● **INPUT**:
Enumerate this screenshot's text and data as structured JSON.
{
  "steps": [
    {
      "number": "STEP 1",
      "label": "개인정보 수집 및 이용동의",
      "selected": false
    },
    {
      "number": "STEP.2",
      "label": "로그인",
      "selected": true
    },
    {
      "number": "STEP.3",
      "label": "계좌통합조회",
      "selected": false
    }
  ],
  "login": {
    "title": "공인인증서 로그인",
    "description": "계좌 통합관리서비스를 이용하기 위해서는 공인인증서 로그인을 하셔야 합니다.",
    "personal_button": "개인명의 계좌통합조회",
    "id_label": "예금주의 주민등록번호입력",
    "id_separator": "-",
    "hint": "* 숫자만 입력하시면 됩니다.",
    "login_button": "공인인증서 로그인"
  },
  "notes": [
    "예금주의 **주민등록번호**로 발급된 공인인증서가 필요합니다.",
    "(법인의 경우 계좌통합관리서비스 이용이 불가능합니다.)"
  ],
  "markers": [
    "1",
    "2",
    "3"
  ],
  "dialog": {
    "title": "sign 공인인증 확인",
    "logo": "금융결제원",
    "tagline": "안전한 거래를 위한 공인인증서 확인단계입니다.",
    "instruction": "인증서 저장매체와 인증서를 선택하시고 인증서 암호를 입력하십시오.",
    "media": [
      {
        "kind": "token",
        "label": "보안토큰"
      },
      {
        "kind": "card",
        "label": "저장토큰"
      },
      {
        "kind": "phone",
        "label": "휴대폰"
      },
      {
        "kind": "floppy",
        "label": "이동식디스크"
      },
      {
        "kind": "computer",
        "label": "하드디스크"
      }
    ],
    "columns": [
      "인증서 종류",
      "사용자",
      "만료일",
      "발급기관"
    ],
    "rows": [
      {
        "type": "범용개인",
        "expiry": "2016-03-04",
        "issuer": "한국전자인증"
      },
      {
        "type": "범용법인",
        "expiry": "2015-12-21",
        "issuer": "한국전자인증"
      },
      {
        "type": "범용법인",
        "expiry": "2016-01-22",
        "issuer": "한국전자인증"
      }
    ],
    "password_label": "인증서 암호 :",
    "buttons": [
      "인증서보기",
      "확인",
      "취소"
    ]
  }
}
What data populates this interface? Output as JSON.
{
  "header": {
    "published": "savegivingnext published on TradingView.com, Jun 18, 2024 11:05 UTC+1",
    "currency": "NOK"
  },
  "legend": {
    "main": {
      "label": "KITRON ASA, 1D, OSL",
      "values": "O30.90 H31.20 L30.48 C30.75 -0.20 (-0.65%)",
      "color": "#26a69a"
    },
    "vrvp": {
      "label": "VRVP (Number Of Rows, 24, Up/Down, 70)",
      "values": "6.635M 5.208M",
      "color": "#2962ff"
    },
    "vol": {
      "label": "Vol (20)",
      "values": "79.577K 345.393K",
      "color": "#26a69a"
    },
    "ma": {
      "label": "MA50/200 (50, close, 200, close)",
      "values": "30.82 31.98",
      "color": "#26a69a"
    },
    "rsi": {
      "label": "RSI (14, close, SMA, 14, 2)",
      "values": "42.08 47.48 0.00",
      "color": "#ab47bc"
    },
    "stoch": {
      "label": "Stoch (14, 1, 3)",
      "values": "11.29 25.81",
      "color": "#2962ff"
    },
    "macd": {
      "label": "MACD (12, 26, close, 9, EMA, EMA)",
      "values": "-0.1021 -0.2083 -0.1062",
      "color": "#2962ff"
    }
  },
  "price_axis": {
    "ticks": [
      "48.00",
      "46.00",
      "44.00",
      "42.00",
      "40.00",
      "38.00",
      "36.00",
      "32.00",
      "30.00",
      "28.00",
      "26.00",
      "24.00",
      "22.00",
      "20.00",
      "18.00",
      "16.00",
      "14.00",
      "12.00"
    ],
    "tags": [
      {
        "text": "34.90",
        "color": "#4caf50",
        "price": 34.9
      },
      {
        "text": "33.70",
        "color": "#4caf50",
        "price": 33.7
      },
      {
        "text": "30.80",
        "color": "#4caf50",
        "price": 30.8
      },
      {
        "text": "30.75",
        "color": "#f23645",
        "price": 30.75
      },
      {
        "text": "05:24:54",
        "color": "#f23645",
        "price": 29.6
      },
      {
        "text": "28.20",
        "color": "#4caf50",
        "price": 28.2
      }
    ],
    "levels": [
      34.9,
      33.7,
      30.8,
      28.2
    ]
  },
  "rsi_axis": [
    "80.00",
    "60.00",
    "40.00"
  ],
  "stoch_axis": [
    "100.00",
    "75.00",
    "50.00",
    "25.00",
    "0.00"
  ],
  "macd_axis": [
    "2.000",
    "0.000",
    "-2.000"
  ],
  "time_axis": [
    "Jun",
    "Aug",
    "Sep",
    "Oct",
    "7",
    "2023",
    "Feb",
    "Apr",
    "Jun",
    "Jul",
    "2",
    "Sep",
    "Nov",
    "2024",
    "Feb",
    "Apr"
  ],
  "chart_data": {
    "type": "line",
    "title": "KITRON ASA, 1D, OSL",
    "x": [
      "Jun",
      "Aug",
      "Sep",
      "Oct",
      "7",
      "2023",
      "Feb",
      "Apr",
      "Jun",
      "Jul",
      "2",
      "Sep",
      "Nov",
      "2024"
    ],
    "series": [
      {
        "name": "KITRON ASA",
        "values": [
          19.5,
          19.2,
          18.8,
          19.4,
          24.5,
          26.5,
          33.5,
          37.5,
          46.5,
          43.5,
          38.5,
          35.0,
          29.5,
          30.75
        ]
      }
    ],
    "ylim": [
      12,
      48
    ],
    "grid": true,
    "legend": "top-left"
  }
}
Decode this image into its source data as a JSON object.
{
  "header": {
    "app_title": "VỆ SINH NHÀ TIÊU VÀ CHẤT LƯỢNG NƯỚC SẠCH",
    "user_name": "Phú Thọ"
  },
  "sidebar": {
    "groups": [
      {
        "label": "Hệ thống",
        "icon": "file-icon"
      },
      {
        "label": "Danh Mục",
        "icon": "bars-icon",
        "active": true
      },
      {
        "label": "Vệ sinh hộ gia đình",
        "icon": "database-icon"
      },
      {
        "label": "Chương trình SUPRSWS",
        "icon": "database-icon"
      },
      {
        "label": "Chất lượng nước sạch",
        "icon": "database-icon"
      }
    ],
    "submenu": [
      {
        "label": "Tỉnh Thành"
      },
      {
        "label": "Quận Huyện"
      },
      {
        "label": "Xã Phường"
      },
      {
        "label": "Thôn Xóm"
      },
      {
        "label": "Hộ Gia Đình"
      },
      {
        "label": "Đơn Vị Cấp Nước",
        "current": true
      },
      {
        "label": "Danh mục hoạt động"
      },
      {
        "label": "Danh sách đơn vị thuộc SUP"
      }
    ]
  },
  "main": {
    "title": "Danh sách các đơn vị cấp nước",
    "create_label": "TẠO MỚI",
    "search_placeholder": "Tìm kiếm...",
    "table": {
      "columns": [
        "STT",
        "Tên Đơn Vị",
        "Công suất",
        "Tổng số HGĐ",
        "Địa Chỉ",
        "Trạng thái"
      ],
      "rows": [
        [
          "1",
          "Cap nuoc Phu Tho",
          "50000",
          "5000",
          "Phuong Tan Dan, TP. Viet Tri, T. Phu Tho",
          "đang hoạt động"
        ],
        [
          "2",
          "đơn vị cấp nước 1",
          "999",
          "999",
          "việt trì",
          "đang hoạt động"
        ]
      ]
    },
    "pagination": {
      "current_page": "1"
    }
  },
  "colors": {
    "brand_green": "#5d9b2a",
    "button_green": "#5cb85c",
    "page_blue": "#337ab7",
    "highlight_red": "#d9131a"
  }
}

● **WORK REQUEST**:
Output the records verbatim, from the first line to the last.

● **RESPONSE TO THIS TASK**:
Enumerate this screenshot's text and data as structured JSON.
{
  "steps": [
    {
      "number": "STEP 1",
      "label": "개인정보 수집 및 이용동의",
      "selected": false
    },
    {
      "number": "STEP.2",
      "label": "로그인",
      "selected": true
    },
    {
      "number": "STEP.3",
      "label": "계좌통합조회",
      "selected": false
    }
  ],
  "login": {
    "title": "공인인증서 로그인",
    "description": "계좌 통합관리서비스를 이용하기 위해서는 공인인증서 로그인을 하셔야 합니다.",
    "personal_button": "개인명의 계좌통합조회",
    "id_label": "예금주의 주민등록번호입력",
    "id_separator": "-",
    "hint": "* 숫자만 입력하시면 됩니다.",
    "login_button": "공인인증서 로그인"
  },
  "notes": [
    "예금주의 **주민등록번호**로 발급된 공인인증서가 필요합니다.",
    "(법인의 경우 계좌통합관리서비스 이용이 불가능합니다.)"
  ],
  "markers": [
    "1",
    "2",
    "3"
  ],
  "dialog": {
    "title": "sign 공인인증 확인",
    "logo": "금융결제원",
    "tagline": "안전한 거래를 위한 공인인증서 확인단계입니다.",
    "instruction": "인증서 저장매체와 인증서를 선택하시고 인증서 암호를 입력하십시오.",
    "media": [
      {
        "kind": "token",
        "label": "보안토큰"
      },
      {
        "kind": "card",
        "label": "저장토큰"
      },
      {
        "kind": "phone",
        "label": "휴대폰"
      },
      {
        "kind": "floppy",
        "label": "이동식디스크"
      },
      {
        "kind": "computer",
        "label": "하드디스크"
      }
    ],
    "columns": [
      "인증서 종류",
      "사용자",
      "만료일",
      "발급기관"
    ],
    "rows": [
      {
        "type": "범용개인",
        "expiry": "2016-03-04",
        "issuer": "한국전자인증"
      },
      {
        "type": "범용법인",
        "expiry": "2015-12-21",
        "issuer": "한국전자인증"
      },
      {
        "type": "범용법인",
        "expiry": "2016-01-22",
        "issuer": "한국전자인증"
      }
    ],
    "password_label": "인증서 암호 :",
    "buttons": [
      "인증서보기",
      "확인",
      "취소"
    ]
  }
}
What data populates this interface? Output as JSON.
{
  "header": {
    "published": "savegivingnext published on TradingView.com, Jun 18, 2024 11:05 UTC+1",
    "currency": "NOK"
  },
  "legend": {
    "main": {
      "label": "KITRON ASA, 1D, OSL",
      "values": "O30.90 H31.20 L30.48 C30.75 -0.20 (-0.65%)",
      "color": "#26a69a"
    },
    "vrvp": {
      "label": "VRVP (Number Of Rows, 24, Up/Down, 70)",
      "values": "6.635M 5.208M",
      "color": "#2962ff"
    },
    "vol": {
      "label": "Vol (20)",
      "values": "79.577K 345.393K",
      "color": "#26a69a"
    },
    "ma": {
      "label": "MA50/200 (50, close, 200, close)",
      "values": "30.82 31.98",
      "color": "#26a69a"
    },
    "rsi": {
      "label": "RSI (14, close, SMA, 14, 2)",
      "values": "42.08 47.48 0.00",
      "color": "#ab47bc"
    },
    "stoch": {
      "label": "Stoch (14, 1, 3)",
      "values": "11.29 25.81",
      "color": "#2962ff"
    },
    "macd": {
      "label": "MACD (12, 26, close, 9, EMA, EMA)",
      "values": "-0.1021 -0.2083 -0.1062",
      "color": "#2962ff"
    }
  },
  "price_axis": {
    "ticks": [
      "48.00",
      "46.00",
      "44.00",
      "42.00",
      "40.00",
      "38.00",
      "36.00",
      "32.00",
      "30.00",
      "28.00",
      "26.00",
      "24.00",
      "22.00",
      "20.00",
      "18.00",
      "16.00",
      "14.00",
      "12.00"
    ],
    "tags": [
      {
        "text": "34.90",
        "color": "#4caf50",
        "price": 34.9
      },
      {
        "text": "33.70",
        "color": "#4caf50",
        "price": 33.7
      },
      {
        "text": "30.80",
        "color": "#4caf50",
        "price": 30.8
      },
      {
        "text": "30.75",
        "color": "#f23645",
        "price": 30.75
      },
      {
        "text": "05:24:54",
        "color": "#f23645",
        "price": 29.6
      },
      {
        "text": "28.20",
        "color": "#4caf50",
        "price": 28.2
      }
    ],
    "levels": [
      34.9,
      33.7,
      30.8,
      28.2
    ]
  },
  "rsi_axis": [
    "80.00",
    "60.00",
    "40.00"
  ],
  "stoch_axis": [
    "100.00",
    "75.00",
    "50.00",
    "25.00",
    "0.00"
  ],
  "macd_axis": [
    "2.000",
    "0.000",
    "-2.000"
  ],
  "time_axis": [
    "Jun",
    "Aug",
    "Sep",
    "Oct",
    "7",
    "2023",
    "Feb",
    "Apr",
    "Jun",
    "Jul",
    "2",
    "Sep",
    "Nov",
    "2024",
    "Feb",
    "Apr"
  ],
  "chart_data": {
    "type": "line",
    "title": "KITRON ASA, 1D, OSL",
    "x": [
      "Jun",
      "Aug",
      "Sep",
      "Oct",
      "7",
      "2023",
      "Feb",
      "Apr",
      "Jun",
      "Jul",
      "2",
      "Sep",
      "Nov",
      "2024"
    ],
    "series": [
      {
        "name": "KITRON ASA",
        "values": [
          19.5,
          19.2,
          18.8,
          19.4,
          24.5,
          26.5,
          33.5,
          37.5,
          46.5,
          43.5,
          38.5,
          35.0,
          29.5,
          30.75
        ]
      }
    ],
    "ylim": [
      12,
      48
    ],
    "grid": true,
    "legend": "top-left"
  }
}
Decode this image into its source data as a JSON object.
{
  "header": {
    "app_title": "VỆ SINH NHÀ TIÊU VÀ CHẤT LƯỢNG NƯỚC SẠCH",
    "user_name": "Phú Thọ"
  },
  "sidebar": {
    "groups": [
      {
        "label": "Hệ thống",
        "icon": "file-icon"
      },
      {
        "label": "Danh Mục",
        "icon": "bars-icon",
        "active": true
      },
      {
        "label": "Vệ sinh hộ gia đình",
        "icon": "database-icon"
      },
      {
        "label": "Chương trình SUPRSWS",
        "icon": "database-icon"
      },
      {
        "label": "Chất lượng nước sạch",
        "icon": "database-icon"
      }
    ],
    "submenu": [
      {
        "label": "Tỉnh Thành"
      },
      {
        "label": "Quận Huyện"
      },
      {
        "label": "Xã Phường"
      },
      {
        "label": "Thôn Xóm"
      },
      {
        "label": "Hộ Gia Đình"
      },
      {
        "label": "Đơn Vị Cấp Nước",
        "current": true
      },
      {
        "label": "Danh mục hoạt động"
      },
      {
        "label": "Danh sách đơn vị thuộc SUP"
      }
    ]
  },
  "main": {
    "title": "Danh sách các đơn vị cấp nước",
    "create_label": "TẠO MỚI",
    "search_placeholder": "Tìm kiếm...",
    "table": {
      "columns": [
        "STT",
        "Tên Đơn Vị",
        "Công suất",
        "Tổng số HGĐ",
        "Địa Chỉ",
        "Trạng thái"
      ],
      "rows": [
        [
          "1",
          "Cap nuoc Phu Tho",
          "50000",
          "5000",
          "Phuong Tan Dan, TP. Viet Tri, T. Phu Tho",
          "đang hoạt động"
        ],
        [
          "2",
          "đơn vị cấp nước 1",
          "999",
          "999",
          "việt trì",
          "đang hoạt động"
        ]
      ]
    },
    "pagination": {
      "current_page": "1"
    }
  },
  "colors": {
    "brand_green": "#5d9b2a",
    "button_green": "#5cb85c",
    "page_blue": "#337ab7",
    "highlight_red": "#d9131a"
  }
}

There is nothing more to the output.